Check each line of the data, and copy those where "Retranslator" appears.

───── DATA TO PROCESS ─────

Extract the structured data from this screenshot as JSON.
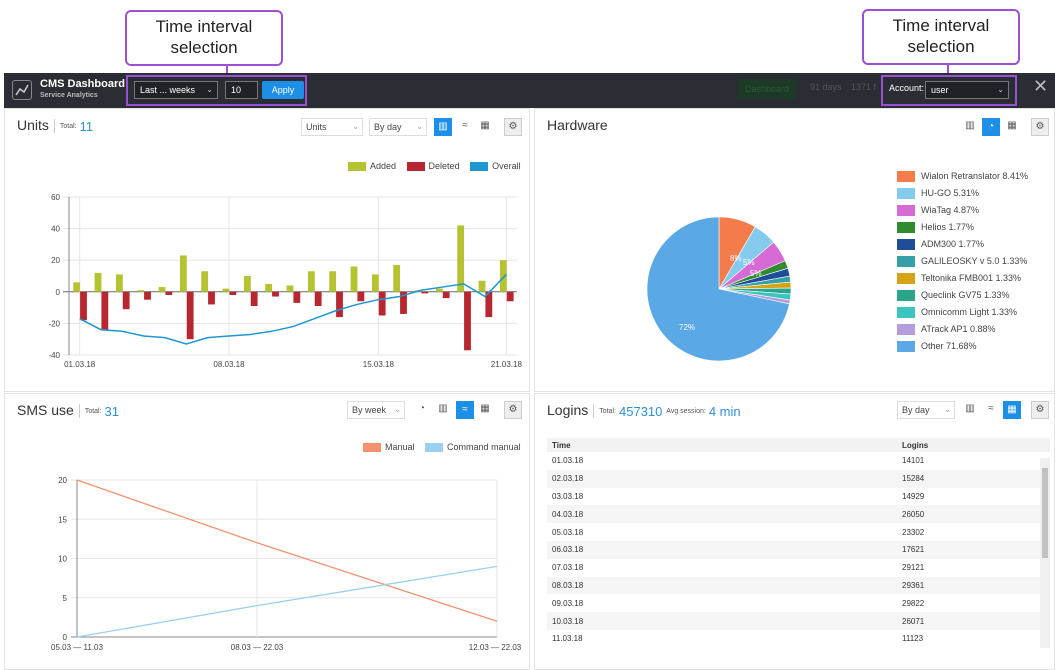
{
  "annotations": {
    "left": "Time interval\nselection",
    "right": "Time interval\nselection"
  },
  "topbar": {
    "app_title": "CMS Dashboard",
    "app_subtitle": "Service Analytics",
    "period_select": "Last ... weeks",
    "period_count": "10",
    "apply_label": "Apply",
    "dashboard_btn": "Dashboard",
    "info_days": "91 days",
    "info_extra": "1371 f",
    "account_label": "Account:",
    "account_value": "user"
  },
  "units": {
    "title": "Units",
    "total_label": "Total:",
    "total_value": "11",
    "select_metric": "Units",
    "select_period": "By day",
    "legend": [
      {
        "name": "Added",
        "color": "#b5c232"
      },
      {
        "name": "Deleted",
        "color": "#b8272f"
      },
      {
        "name": "Overall",
        "color": "#1c97d1"
      }
    ],
    "yticks": [
      "60",
      "40",
      "20",
      "0",
      "-20",
      "-40"
    ],
    "xticks": [
      "01.03.18",
      "08.03.18",
      "15.03.18",
      "21.03.18"
    ]
  },
  "chart_data": [
    {
      "type": "bar",
      "title": "Units",
      "ylim": [
        -40,
        60
      ],
      "categories": [
        "01.03",
        "02.03",
        "03.03",
        "04.03",
        "05.03",
        "06.03",
        "07.03",
        "08.03",
        "09.03",
        "10.03",
        "11.03",
        "12.03",
        "13.03",
        "14.03",
        "15.03",
        "16.03",
        "17.03",
        "18.03",
        "19.03",
        "20.03",
        "21.03"
      ],
      "series": [
        {
          "name": "Added",
          "values": [
            6,
            12,
            11,
            1,
            3,
            23,
            13,
            2,
            10,
            5,
            4,
            13,
            13,
            16,
            11,
            17,
            1,
            2,
            42,
            7,
            20
          ]
        },
        {
          "name": "Deleted",
          "values": [
            -18,
            -24,
            -11,
            -5,
            -2,
            -30,
            -8,
            -2,
            -9,
            -3,
            -7,
            -9,
            -16,
            -6,
            -15,
            -14,
            -1,
            -4,
            -37,
            -16,
            -6
          ]
        },
        {
          "name": "Overall",
          "values": [
            -17,
            -24,
            -25,
            -28,
            -29,
            -33,
            -29,
            -28,
            -27,
            -25,
            -22,
            -17,
            -12,
            -8,
            -5,
            -3,
            1,
            3,
            5,
            -3,
            11
          ]
        }
      ]
    },
    {
      "type": "pie",
      "title": "Hardware",
      "categories": [
        "Wialon Retranslator",
        "HU-GO",
        "WiaTag",
        "Helios",
        "ADM300",
        "GALILEOSKY v 5.0",
        "Teltonika FMB001",
        "Queclink GV75",
        "Omnicomm Light",
        "ATrack AP1",
        "Other"
      ],
      "values": [
        8.41,
        5.31,
        4.87,
        1.77,
        1.77,
        1.33,
        1.33,
        1.33,
        1.33,
        0.88,
        71.68
      ],
      "colors": [
        "#f47c4a",
        "#85cbee",
        "#d66bd6",
        "#2e8b2e",
        "#1f4e99",
        "#35a0a8",
        "#d4a317",
        "#2aa58a",
        "#3cc4c0",
        "#b59ddb",
        "#5aa9e6"
      ]
    },
    {
      "type": "line",
      "title": "SMS use",
      "categories": [
        "05.03 — 11.03",
        "08.03 — 22.03",
        "12.03 — 22.03"
      ],
      "ylim": [
        0,
        20
      ],
      "series": [
        {
          "name": "Manual",
          "values": [
            20,
            12,
            2
          ]
        },
        {
          "name": "Command manual",
          "values": [
            0,
            4,
            9
          ]
        }
      ]
    }
  ],
  "hardware": {
    "title": "Hardware",
    "slice_labels": [
      "8%",
      "5%",
      "5%",
      "72%"
    ],
    "legend": [
      "Wialon Retranslator 8.41%",
      "HU-GO 5.31%",
      "WiaTag 4.87%",
      "Helios 1.77%",
      "ADM300 1.77%",
      "GALILEOSKY v 5.0 1.33%",
      "Teltonika FMB001 1.33%",
      "Queclink GV75 1.33%",
      "Omnicomm Light 1.33%",
      "ATrack AP1 0.88%",
      "Other 71.68%"
    ]
  },
  "sms": {
    "title": "SMS use",
    "total_label": "Total:",
    "total_value": "31",
    "select_period": "By week",
    "legend": [
      {
        "name": "Manual",
        "color": "#f4926c"
      },
      {
        "name": "Command manual",
        "color": "#9bd0f2"
      }
    ],
    "yticks": [
      "20",
      "15",
      "10",
      "5",
      "0"
    ],
    "xticks": [
      "05.03 — 11.03",
      "08.03 — 22.03",
      "12.03 — 22.03"
    ]
  },
  "logins": {
    "title": "Logins",
    "total_label": "Total:",
    "total_value": "457310",
    "avg_label": "Avg session:",
    "avg_value": "4 min",
    "select_period": "By day",
    "columns": [
      "Time",
      "Logins"
    ],
    "rows": [
      [
        "01.03.18",
        "14101"
      ],
      [
        "02.03.18",
        "15284"
      ],
      [
        "03.03.18",
        "14929"
      ],
      [
        "04.03.18",
        "26050"
      ],
      [
        "05.03.18",
        "23302"
      ],
      [
        "06.03.18",
        "17621"
      ],
      [
        "07.03.18",
        "29121"
      ],
      [
        "08.03.18",
        "29361"
      ],
      [
        "09.03.18",
        "29822"
      ],
      [
        "10.03.18",
        "26071"
      ],
      [
        "11.03.18",
        "11123"
      ]
    ]
  }
}
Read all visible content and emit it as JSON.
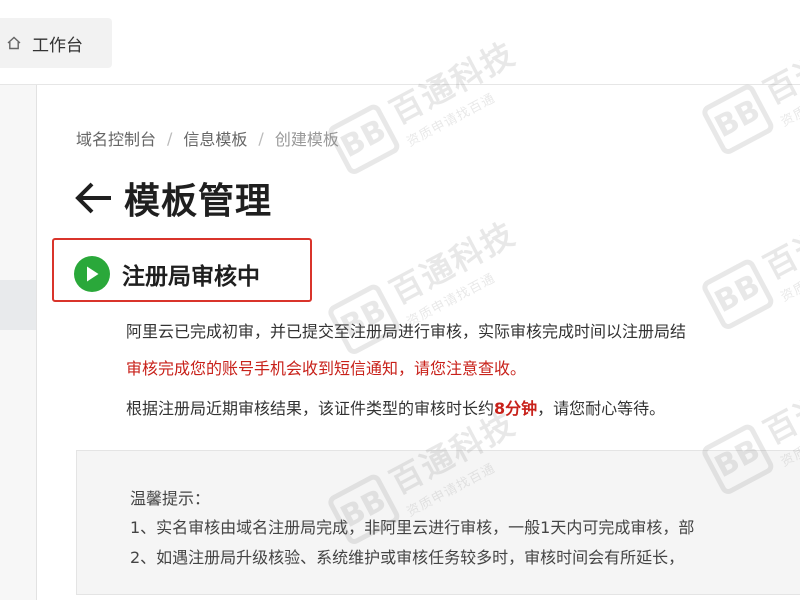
{
  "topbar": {
    "workbench_label": "工作台",
    "home_icon": "home-icon"
  },
  "breadcrumb": {
    "items": [
      "域名控制台",
      "信息模板",
      "创建模板"
    ],
    "separator": "/"
  },
  "page": {
    "title": "模板管理",
    "back_icon": "arrow-left-icon"
  },
  "status": {
    "title": "注册局审核中",
    "icon": "play-circle-icon",
    "icon_color": "#2aa83a",
    "box_color": "#d9342b"
  },
  "info": {
    "line1": "阿里云已完成初审，并已提交至注册局进行审核，实际审核完成时间以注册局结",
    "line2": "审核完成您的账号手机会收到短信通知，请您注意查收。",
    "line3_prefix": "根据注册局近期审核结果，该证件类型的审核时长约",
    "line3_highlight": "8分钟",
    "line3_suffix": "，请您耐心等待。",
    "alert_color": "#c8211a"
  },
  "tips": {
    "title": "温馨提示：",
    "items": [
      "1、实名审核由域名注册局完成，非阿里云进行审核，一般1天内可完成审核，部",
      "2、如遇注册局升级核验、系统维护或审核任务较多时，审核时间会有所延长，"
    ]
  },
  "watermark": {
    "logo": "BB",
    "name": "百通科技",
    "slogan": "资质申请找百通"
  }
}
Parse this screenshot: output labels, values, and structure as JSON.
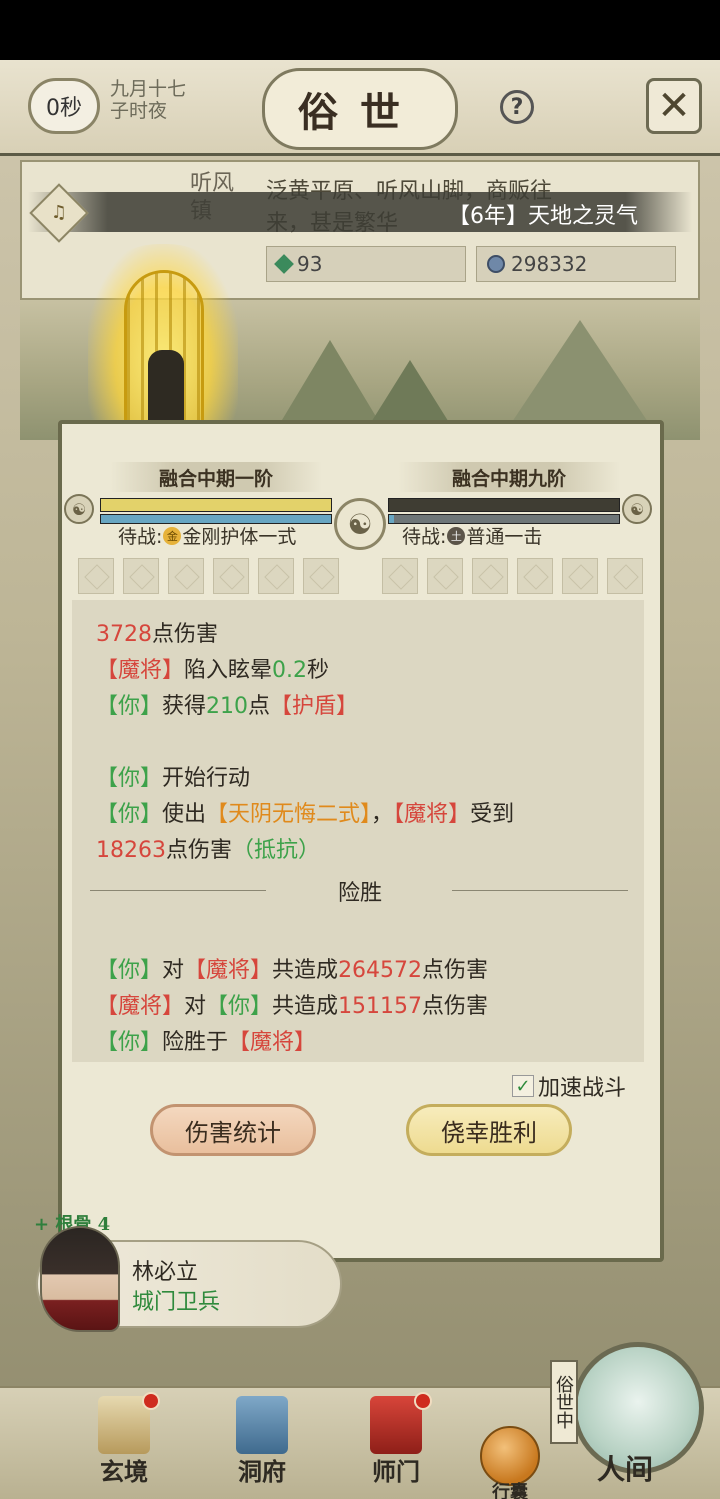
{
  "header": {
    "timer": "0秒",
    "date_line1": "九月十七",
    "date_line2": "子时夜",
    "title": "俗世",
    "help_icon": "?",
    "close_icon": "✕"
  },
  "location": {
    "name": "听风镇",
    "description": "泛黄平原、听风山脚，商贩往来，甚是繁华",
    "resource_jade": "93",
    "resource_coin": "298332"
  },
  "notice": {
    "text": "【6年】天地之灵气",
    "bell_icon": "bell-icon"
  },
  "battle": {
    "left_fighter": {
      "realm": "融合中期一阶",
      "hp_ratio": 1.0,
      "mp_ratio": 1.0,
      "standby_label": "待战:",
      "element": "金",
      "skill": "金刚护体一式"
    },
    "right_fighter": {
      "realm": "融合中期九阶",
      "hp_ratio": 0.0,
      "mp_ratio": 0.02,
      "standby_label": "待战:",
      "element": "土",
      "skill": "普通一击"
    },
    "log": {
      "l1_dmg": "3728",
      "l1_text": "点伤害",
      "l2_target": "【魔将】",
      "l2_text": "陷入眩晕",
      "l2_val": "0.2",
      "l2_unit": "秒",
      "l3_you": "【你】",
      "l3_text": "获得",
      "l3_val": "210",
      "l3_mid": "点",
      "l3_tag": "【护盾】",
      "l4_you": "【你】",
      "l4_text": "开始行动",
      "l5_you": "【你】",
      "l5_text": "使出",
      "l5_skill": "【天阴无悔二式】",
      "l5_sep": "，",
      "l5_enemy": "【魔将】",
      "l5_tail": "受到",
      "l6_val": "18263",
      "l6_text": "点伤害",
      "l6_tag": "（抵抗）",
      "result": "险胜",
      "s1_you": "【你】",
      "s1_to": "对",
      "s1_enemy": "【魔将】",
      "s1_text": "共造成",
      "s1_val": "264572",
      "s1_tail": "点伤害",
      "s2_enemy": "【魔将】",
      "s2_to": "对",
      "s2_you": "【你】",
      "s2_text": "共造成",
      "s2_val": "151157",
      "s2_tail": "点伤害",
      "s3_you": "【你】",
      "s3_text": "险胜于",
      "s3_enemy": "【魔将】"
    },
    "speed_up_label": "加速战斗",
    "stats_button": "伤害统计",
    "win_button": "侥幸胜利"
  },
  "npc": {
    "bonus": "+ 根骨 4",
    "name": "林必立",
    "role": "城门卫兵"
  },
  "nav": {
    "items": [
      "玄境",
      "洞府",
      "师门"
    ],
    "bag": "行囊",
    "world_tag": "俗世中",
    "world": "人间"
  },
  "colors": {
    "damage": "#d6463c",
    "gain": "#3da24a",
    "skill": "#e08a1c"
  }
}
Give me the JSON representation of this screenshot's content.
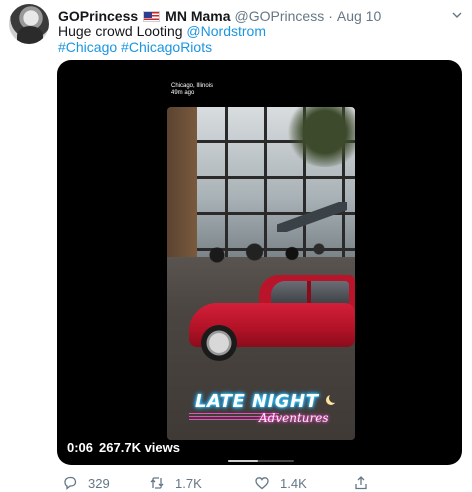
{
  "tweet": {
    "display_name": "GOPrincess",
    "display_name_suffix": "MN Mama",
    "handle": "@GOPrincess",
    "separator": "·",
    "date": "Aug 10",
    "text_prefix": "Huge crowd Looting ",
    "mention": "@Nordstrom",
    "hashtag1": "#Chicago",
    "hashtag2": "#ChicagoRiots"
  },
  "video": {
    "overlay_location": "Chicago, Illinois",
    "overlay_time": "49m ago",
    "badge_line1": "LATE NIGHT",
    "badge_line2": "Adventures",
    "elapsed": "0:06",
    "views": "267.7K views",
    "progress_fraction": 0.45
  },
  "actions": {
    "reply_count": "329",
    "retweet_count": "1.7K",
    "like_count": "1.4K"
  },
  "colors": {
    "link": "#1b95e0",
    "muted": "#657786",
    "text": "#14171a"
  }
}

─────

* [FINISHED TASK]:
        "Wialon Retranslator",
      "Wialon Retranslator 8.41%",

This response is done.